Great with and without headphones. Strongly recommended if you’re looking for a more minimal, ambient bridge between Pelt and Hear Hums.


-- Jacob An Kittenplan

“Äquator System”
(Elestial Sound)

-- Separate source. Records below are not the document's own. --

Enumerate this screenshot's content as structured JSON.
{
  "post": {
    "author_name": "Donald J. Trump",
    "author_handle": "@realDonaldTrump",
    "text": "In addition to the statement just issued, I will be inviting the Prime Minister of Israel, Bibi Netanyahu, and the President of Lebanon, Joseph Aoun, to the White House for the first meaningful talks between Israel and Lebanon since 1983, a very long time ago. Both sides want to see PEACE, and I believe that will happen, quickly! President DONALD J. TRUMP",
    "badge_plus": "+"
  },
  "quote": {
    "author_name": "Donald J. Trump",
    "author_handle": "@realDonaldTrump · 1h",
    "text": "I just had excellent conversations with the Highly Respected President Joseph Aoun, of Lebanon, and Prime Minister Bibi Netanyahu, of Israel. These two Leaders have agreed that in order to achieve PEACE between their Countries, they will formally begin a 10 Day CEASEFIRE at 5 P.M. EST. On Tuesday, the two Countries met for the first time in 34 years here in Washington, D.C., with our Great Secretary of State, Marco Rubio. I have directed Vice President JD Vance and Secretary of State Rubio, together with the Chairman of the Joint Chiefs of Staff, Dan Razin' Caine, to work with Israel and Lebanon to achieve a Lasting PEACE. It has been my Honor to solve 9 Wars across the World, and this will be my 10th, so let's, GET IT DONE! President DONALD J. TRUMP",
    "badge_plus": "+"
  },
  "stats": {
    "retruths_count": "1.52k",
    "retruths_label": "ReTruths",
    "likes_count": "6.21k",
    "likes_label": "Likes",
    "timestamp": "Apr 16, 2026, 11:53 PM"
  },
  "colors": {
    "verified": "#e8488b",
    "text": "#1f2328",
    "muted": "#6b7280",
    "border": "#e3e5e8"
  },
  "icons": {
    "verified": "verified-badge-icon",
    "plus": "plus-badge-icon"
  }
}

Oh yes – this is music for European nomads. I’ve been told that somewhere. Where? Liners. Duh. On the Bandcamp. It’s where you learn everything. But European nomads is the vibe, and the vibe takes you along with it, on its journey, till you end up in Berlin at some co-op and you get involved in the underground electronic nightlife scene, which is all black and goth and nocturnal. It’s just how we understand Berlin, those of us who have never been there, and maybe even those of us who have been there as well. (I fall under the former category, unfortunately, so all my knowledge is secondhand.) But this Eva Geist character, whose real name is Andrea Noce (but no way of telling what she writes when signing in to a national park register), just sauntered into town one day with a laptop full of synthesized music that she just had to share with everybody, and we should all be wildly grateful that she did, because even though a majority of it is downtempo, there’s a lot to be said about the introspective quality of tunage of this stripe when it’s pumped into your headphones on cloudy winter days. Isn’t every day a cloudy winter day in Berlin? I spent many a cloudy winter day wandering around London, and Eva Geist’s music would have been perfect then. (She was probably still in junior high or something when I was in London.) I imagine Berlin takes on a similar aura. Each of Äquator System’s tracks wants to accompany you in its own way; each clamors for the rewind and repeat treatment, and I’d give it to them if I didn’t have to get on to the next track. “No, ‘Vernal Equinox,’ I love you and all, but I really have to push forward to the title track.” Dejected, “Vernal Equinox” sinks into the background, but hey, I’ll get back to it in a little less than a half hour. Because I’m going to press play again on this thing when it’s over, and I may even get into this European nomad spirit and jet off to the continent one of these days. Ah, who am I kidding – I’m an adult, those spur-of-the-moment post-university jaunts have to be relegated to the past. Too many things to plan these days. Kind of sad, really. I’ll live vicariously through Äquator System, then. It’s totally worth it.

--Ryan Masteller

STEMBREO “Yex Dit Jow” (Illuminated Paths)

Stembreo has somehow intentionally made a full-length version of The Beatles’ “Revolution 9,” which is the track on that album that I always skip because I’m never in the mood for it. I don’t fault the fans of “Revolution 9,” and I realize it’s fairly influential as a concept. So – I don’t know, I don’t care if you slag me for skipping it. Whatever. Stembreo doesn’t sample any music, just vocal sounds. One of the samples is the repetition of a male voice saying “Number six,” which makes me think of the “Number nine” sample, obviously.

Oh god, I don’t care. And hey, let’s pad this thing out, shall we? “The album is a track-by-track palindrome; after the 10th, and originally last track, I duplicated the ‘songs’ [that’s right, pop that term in quotes] in reverse order under different titles, just as pretentious as the idea to do so…”

That is the gist. Here is my “review”: “kdsjaofeoiosaefjafoeaisjeoihjfo’hagih’aoihb’naweofji’eijapojhjhv;adajiselfejia’jifh9jadjifoawieag4h’ajslkdj.f”

Palindrome that in less than five minutes, I dare you!

--Ringo’s hovering syllables